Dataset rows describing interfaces
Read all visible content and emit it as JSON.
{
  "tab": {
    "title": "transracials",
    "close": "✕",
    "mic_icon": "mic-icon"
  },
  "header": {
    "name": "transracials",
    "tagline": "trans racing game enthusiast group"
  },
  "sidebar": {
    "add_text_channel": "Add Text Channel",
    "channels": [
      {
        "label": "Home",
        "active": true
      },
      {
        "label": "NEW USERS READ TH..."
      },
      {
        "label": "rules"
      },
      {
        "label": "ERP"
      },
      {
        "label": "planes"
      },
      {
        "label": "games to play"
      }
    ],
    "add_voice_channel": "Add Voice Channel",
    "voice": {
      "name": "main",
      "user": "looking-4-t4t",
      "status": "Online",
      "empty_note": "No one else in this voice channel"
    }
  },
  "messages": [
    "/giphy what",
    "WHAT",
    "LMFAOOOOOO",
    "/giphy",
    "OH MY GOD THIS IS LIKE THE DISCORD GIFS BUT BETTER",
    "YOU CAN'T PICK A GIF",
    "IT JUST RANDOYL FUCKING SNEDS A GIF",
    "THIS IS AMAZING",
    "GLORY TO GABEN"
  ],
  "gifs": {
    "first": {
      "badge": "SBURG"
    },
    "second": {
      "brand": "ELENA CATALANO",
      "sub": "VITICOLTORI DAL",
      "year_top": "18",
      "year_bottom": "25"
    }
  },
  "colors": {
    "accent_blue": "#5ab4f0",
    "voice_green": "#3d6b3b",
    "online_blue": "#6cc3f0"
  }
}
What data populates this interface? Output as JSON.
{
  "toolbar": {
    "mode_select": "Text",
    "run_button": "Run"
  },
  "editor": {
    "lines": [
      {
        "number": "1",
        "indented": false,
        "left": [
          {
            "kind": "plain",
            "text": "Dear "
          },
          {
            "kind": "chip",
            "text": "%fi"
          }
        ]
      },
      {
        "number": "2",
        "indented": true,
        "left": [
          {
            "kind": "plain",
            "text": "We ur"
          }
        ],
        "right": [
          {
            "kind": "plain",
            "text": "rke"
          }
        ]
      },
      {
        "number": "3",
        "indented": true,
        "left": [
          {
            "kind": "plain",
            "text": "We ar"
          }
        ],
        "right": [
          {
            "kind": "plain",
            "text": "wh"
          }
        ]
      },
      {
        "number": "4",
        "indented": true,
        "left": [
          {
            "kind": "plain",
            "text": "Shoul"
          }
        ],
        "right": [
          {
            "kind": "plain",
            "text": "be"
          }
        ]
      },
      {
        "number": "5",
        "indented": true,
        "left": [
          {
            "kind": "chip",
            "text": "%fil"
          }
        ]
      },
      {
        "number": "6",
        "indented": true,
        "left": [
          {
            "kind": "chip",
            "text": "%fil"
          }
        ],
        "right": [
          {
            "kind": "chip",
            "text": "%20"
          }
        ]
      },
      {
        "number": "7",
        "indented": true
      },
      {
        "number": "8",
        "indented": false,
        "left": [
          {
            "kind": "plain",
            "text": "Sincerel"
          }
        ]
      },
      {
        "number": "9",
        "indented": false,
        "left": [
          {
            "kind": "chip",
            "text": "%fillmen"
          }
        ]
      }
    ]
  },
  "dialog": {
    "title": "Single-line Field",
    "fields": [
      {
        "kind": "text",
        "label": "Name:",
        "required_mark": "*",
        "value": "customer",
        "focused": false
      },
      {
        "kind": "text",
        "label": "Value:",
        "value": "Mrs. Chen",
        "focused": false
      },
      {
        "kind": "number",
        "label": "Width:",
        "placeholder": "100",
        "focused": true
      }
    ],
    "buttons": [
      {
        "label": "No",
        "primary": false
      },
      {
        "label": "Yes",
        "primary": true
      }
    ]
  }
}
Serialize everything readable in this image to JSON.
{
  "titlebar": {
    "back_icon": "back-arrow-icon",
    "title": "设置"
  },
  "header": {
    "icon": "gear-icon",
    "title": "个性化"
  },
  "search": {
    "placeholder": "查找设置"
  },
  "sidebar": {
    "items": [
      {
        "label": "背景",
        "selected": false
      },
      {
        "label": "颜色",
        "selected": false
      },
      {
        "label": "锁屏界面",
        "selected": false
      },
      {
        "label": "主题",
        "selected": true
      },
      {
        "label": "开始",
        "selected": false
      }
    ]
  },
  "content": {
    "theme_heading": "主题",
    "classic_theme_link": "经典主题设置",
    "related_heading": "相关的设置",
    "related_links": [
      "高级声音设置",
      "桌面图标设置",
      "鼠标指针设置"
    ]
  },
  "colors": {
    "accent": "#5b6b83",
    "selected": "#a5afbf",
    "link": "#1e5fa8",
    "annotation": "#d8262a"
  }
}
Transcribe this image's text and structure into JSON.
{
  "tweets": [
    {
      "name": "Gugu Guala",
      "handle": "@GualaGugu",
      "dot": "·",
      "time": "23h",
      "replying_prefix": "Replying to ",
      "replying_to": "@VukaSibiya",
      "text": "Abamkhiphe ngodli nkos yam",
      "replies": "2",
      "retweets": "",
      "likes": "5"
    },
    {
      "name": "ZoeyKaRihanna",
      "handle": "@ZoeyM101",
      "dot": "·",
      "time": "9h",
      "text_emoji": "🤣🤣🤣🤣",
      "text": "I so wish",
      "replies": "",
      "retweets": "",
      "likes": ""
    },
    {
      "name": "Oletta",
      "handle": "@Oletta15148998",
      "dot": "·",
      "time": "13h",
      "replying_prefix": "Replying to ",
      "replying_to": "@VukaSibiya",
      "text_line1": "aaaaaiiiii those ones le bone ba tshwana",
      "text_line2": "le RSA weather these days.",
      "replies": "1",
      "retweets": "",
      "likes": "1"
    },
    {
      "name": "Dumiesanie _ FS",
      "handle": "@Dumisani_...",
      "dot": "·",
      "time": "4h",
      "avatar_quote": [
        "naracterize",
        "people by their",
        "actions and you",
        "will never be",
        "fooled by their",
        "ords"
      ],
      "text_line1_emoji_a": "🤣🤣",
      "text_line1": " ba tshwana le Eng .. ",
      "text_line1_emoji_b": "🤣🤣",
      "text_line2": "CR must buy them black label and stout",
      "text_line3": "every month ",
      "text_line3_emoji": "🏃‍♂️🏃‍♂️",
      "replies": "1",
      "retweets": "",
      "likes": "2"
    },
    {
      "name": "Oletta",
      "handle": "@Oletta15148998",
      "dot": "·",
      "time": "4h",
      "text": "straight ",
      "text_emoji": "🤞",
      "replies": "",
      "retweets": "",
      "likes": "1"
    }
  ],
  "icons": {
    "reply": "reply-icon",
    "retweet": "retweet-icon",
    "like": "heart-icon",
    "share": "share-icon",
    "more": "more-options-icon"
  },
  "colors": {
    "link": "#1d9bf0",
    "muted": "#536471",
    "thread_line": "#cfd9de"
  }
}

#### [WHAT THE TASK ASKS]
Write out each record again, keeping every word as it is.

#### [OUTPUT OF THE TASK]
Read all visible content and emit it as JSON.
{
  "tab": {
    "title": "transracials",
    "close": "✕",
    "mic_icon": "mic-icon"
  },
  "header": {
    "name": "transracials",
    "tagline": "trans racing game enthusiast group"
  },
  "sidebar": {
    "add_text_channel": "Add Text Channel",
    "channels": [
      {
        "label": "Home",
        "active": true
      },
      {
        "label": "NEW USERS READ TH..."
      },
      {
        "label": "rules"
      },
      {
        "label": "ERP"
      },
      {
        "label": "planes"
      },
      {
        "label": "games to play"
      }
    ],
    "add_voice_channel": "Add Voice Channel",
    "voice": {
      "name": "main",
      "user": "looking-4-t4t",
      "status": "Online",
      "empty_note": "No one else in this voice channel"
    }
  },
  "messages": [
    "/giphy what",
    "WHAT",
    "LMFAOOOOOO",
    "/giphy",
    "OH MY GOD THIS IS LIKE THE DISCORD GIFS BUT BETTER",
    "YOU CAN'T PICK A GIF",
    "IT JUST RANDOYL FUCKING SNEDS A GIF",
    "THIS IS AMAZING",
    "GLORY TO GABEN"
  ],
  "gifs": {
    "first": {
      "badge": "SBURG"
    },
    "second": {
      "brand": "ELENA CATALANO",
      "sub": "VITICOLTORI DAL",
      "year_top": "18",
      "year_bottom": "25"
    }
  },
  "colors": {
    "accent_blue": "#5ab4f0",
    "voice_green": "#3d6b3b",
    "online_blue": "#6cc3f0"
  }
}
What data populates this interface? Output as JSON.
{
  "toolbar": {
    "mode_select": "Text",
    "run_button": "Run"
  },
  "editor": {
    "lines": [
      {
        "number": "1",
        "indented": false,
        "left": [
          {
            "kind": "plain",
            "text": "Dear "
          },
          {
            "kind": "chip",
            "text": "%fi"
          }
        ]
      },
      {
        "number": "2",
        "indented": true,
        "left": [
          {
            "kind": "plain",
            "text": "We ur"
          }
        ],
        "right": [
          {
            "kind": "plain",
            "text": "rke"
          }
        ]
      },
      {
        "number": "3",
        "indented": true,
        "left": [
          {
            "kind": "plain",
            "text": "We ar"
          }
        ],
        "right": [
          {
            "kind": "plain",
            "text": "wh"
          }
        ]
      },
      {
        "number": "4",
        "indented": true,
        "left": [
          {
            "kind": "plain",
            "text": "Shoul"
          }
        ],
        "right": [
          {
            "kind": "plain",
            "text": "be"
          }
        ]
      },
      {
        "number": "5",
        "indented": true,
        "left": [
          {
            "kind": "chip",
            "text": "%fil"
          }
        ]
      },
      {
        "number": "6",
        "indented": true,
        "left": [
          {
            "kind": "chip",
            "text": "%fil"
          }
        ],
        "right": [
          {
            "kind": "chip",
            "text": "%20"
          }
        ]
      },
      {
        "number": "7",
        "indented": true
      },
      {
        "number": "8",
        "indented": false,
        "left": [
          {
            "kind": "plain",
            "text": "Sincerel"
          }
        ]
      },
      {
        "number": "9",
        "indented": false,
        "left": [
          {
            "kind": "chip",
            "text": "%fillmen"
          }
        ]
      }
    ]
  },
  "dialog": {
    "title": "Single-line Field",
    "fields": [
      {
        "kind": "text",
        "label": "Name:",
        "required_mark": "*",
        "value": "customer",
        "focused": false
      },
      {
        "kind": "text",
        "label": "Value:",
        "value": "Mrs. Chen",
        "focused": false
      },
      {
        "kind": "number",
        "label": "Width:",
        "placeholder": "100",
        "focused": true
      }
    ],
    "buttons": [
      {
        "label": "No",
        "primary": false
      },
      {
        "label": "Yes",
        "primary": true
      }
    ]
  }
}
Serialize everything readable in this image to JSON.
{
  "titlebar": {
    "back_icon": "back-arrow-icon",
    "title": "设置"
  },
  "header": {
    "icon": "gear-icon",
    "title": "个性化"
  },
  "search": {
    "placeholder": "查找设置"
  },
  "sidebar": {
    "items": [
      {
        "label": "背景",
        "selected": false
      },
      {
        "label": "颜色",
        "selected": false
      },
      {
        "label": "锁屏界面",
        "selected": false
      },
      {
        "label": "主题",
        "selected": true
      },
      {
        "label": "开始",
        "selected": false
      }
    ]
  },
  "content": {
    "theme_heading": "主题",
    "classic_theme_link": "经典主题设置",
    "related_heading": "相关的设置",
    "related_links": [
      "高级声音设置",
      "桌面图标设置",
      "鼠标指针设置"
    ]
  },
  "colors": {
    "accent": "#5b6b83",
    "selected": "#a5afbf",
    "link": "#1e5fa8",
    "annotation": "#d8262a"
  }
}
Transcribe this image's text and structure into JSON.
{
  "tweets": [
    {
      "name": "Gugu Guala",
      "handle": "@GualaGugu",
      "dot": "·",
      "time": "23h",
      "replying_prefix": "Replying to ",
      "replying_to": "@VukaSibiya",
      "text": "Abamkhiphe ngodli nkos yam",
      "replies": "2",
      "retweets": "",
      "likes": "5"
    },
    {
      "name": "ZoeyKaRihanna",
      "handle": "@ZoeyM101",
      "dot": "·",
      "time": "9h",
      "text_emoji": "🤣🤣🤣🤣",
      "text": "I so wish",
      "replies": "",
      "retweets": "",
      "likes": ""
    },
    {
      "name": "Oletta",
      "handle": "@Oletta15148998",
      "dot": "·",
      "time": "13h",
      "replying_prefix": "Replying to ",
      "replying_to": "@VukaSibiya",
      "text_line1": "aaaaaiiiii those ones le bone ba tshwana",
      "text_line2": "le RSA weather these days.",
      "replies": "1",
      "retweets": "",
      "likes": "1"
    },
    {
      "name": "Dumiesanie _ FS",
      "handle": "@Dumisani_...",
      "dot": "·",
      "time": "4h",
      "avatar_quote": [
        "naracterize",
        "people by their",
        "actions and you",
        "will never be",
        "fooled by their",
        "ords"
      ],
      "text_line1_emoji_a": "🤣🤣",
      "text_line1": " ba tshwana le Eng .. ",
      "text_line1_emoji_b": "🤣🤣",
      "text_line2": "CR must buy them black label and stout",
      "text_line3": "every month ",
      "text_line3_emoji": "🏃‍♂️🏃‍♂️",
      "replies": "1",
      "retweets": "",
      "likes": "2"
    },
    {
      "name": "Oletta",
      "handle": "@Oletta15148998",
      "dot": "·",
      "time": "4h",
      "text": "straight ",
      "text_emoji": "🤞",
      "replies": "",
      "retweets": "",
      "likes": "1"
    }
  ],
  "icons": {
    "reply": "reply-icon",
    "retweet": "retweet-icon",
    "like": "heart-icon",
    "share": "share-icon",
    "more": "more-options-icon"
  },
  "colors": {
    "link": "#1d9bf0",
    "muted": "#536471",
    "thread_line": "#cfd9de"
  }
}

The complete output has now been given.